The main electric–guitar chords in the final choruses seem rather stodgy timbrally, and I imagine that avoiding tonal muddiness during the final mixdown may have been difficult as a result. Partly, it’s some of the chords used: inversions (eg. the Ab minor 6 at 2:58) and minor chords (eg. Bb minor) tend not to sound as clear via a distorted guitar amp as root positions and major or open–fifth chords. But I think it’s also that the chords seem to cluster a lot of notes into the lower registers, which naturally encourages a thicker–sounding texture, an effect exacerbated by Ab and Db upper pedal tones sustaining over the top of other chords. While the producers have kept the mix on the right side of woolly in this case, I’d personally proceed with caution when using these kinds of chord voicings in your own productions, and pay extra attention to tuning to minimise the risk of low–mid-range mix sludge.
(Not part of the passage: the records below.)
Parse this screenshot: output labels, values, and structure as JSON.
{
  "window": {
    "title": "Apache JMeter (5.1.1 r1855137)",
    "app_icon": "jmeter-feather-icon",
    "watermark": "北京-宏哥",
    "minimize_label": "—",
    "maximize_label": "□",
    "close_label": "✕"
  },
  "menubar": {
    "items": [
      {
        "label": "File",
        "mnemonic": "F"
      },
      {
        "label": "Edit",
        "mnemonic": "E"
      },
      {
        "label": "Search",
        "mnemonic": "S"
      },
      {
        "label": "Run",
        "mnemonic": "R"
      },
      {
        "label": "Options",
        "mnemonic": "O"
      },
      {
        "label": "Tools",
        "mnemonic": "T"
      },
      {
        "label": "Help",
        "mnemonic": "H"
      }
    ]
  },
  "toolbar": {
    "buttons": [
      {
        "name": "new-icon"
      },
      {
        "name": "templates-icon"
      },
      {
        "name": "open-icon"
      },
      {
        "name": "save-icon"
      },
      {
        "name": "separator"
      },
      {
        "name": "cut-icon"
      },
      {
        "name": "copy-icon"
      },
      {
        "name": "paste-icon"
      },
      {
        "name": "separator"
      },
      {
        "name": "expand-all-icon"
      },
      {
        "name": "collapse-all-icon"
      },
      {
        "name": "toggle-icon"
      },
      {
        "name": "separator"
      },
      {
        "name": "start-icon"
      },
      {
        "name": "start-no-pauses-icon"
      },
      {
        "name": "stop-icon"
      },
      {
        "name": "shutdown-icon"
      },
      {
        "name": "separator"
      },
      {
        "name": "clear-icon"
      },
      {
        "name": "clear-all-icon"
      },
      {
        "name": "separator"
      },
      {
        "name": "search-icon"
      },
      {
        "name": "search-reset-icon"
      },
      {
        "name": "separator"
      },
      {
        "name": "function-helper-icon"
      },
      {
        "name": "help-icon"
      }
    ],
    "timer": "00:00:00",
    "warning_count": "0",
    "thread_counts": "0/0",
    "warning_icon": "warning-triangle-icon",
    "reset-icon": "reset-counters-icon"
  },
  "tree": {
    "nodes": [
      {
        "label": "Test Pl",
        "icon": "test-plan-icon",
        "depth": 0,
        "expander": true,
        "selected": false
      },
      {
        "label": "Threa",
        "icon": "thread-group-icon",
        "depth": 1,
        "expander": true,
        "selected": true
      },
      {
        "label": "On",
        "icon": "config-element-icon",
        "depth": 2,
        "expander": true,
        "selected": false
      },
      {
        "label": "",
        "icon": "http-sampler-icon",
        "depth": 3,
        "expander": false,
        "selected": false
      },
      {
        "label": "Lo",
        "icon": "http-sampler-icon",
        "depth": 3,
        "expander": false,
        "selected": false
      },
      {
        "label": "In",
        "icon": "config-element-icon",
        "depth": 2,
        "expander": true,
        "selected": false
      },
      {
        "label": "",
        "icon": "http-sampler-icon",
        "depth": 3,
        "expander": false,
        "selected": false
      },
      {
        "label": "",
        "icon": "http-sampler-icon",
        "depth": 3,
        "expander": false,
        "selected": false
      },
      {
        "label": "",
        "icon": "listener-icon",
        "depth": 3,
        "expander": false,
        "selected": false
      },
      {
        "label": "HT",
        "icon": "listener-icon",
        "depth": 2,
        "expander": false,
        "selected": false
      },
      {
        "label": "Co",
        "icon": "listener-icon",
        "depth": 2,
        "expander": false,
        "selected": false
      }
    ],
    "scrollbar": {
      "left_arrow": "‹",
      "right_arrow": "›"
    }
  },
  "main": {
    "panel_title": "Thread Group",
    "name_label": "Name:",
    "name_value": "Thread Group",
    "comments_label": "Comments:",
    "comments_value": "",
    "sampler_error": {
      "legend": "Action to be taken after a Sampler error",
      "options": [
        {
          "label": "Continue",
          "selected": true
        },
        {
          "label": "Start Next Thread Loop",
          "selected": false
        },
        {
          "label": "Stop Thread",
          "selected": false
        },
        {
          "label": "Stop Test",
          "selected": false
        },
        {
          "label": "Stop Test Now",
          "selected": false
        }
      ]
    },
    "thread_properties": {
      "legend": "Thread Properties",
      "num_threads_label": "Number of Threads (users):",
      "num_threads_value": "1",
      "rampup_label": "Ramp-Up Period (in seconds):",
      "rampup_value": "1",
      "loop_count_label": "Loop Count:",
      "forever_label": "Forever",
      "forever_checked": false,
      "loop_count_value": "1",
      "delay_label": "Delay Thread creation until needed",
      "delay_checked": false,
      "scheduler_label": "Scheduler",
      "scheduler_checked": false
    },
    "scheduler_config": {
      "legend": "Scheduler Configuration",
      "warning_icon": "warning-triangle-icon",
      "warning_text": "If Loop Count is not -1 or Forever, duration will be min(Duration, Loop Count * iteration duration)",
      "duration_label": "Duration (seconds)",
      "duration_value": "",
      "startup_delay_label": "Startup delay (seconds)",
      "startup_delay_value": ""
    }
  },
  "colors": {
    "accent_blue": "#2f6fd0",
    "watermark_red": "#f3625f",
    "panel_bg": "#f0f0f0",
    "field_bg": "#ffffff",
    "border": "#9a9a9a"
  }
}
Indeed, this is the kind of situation where you might even consider overdubbing every chord separately, so you can optimise the instrument’s tuning each time — a technique that’s certainly not unheard of in Nashville.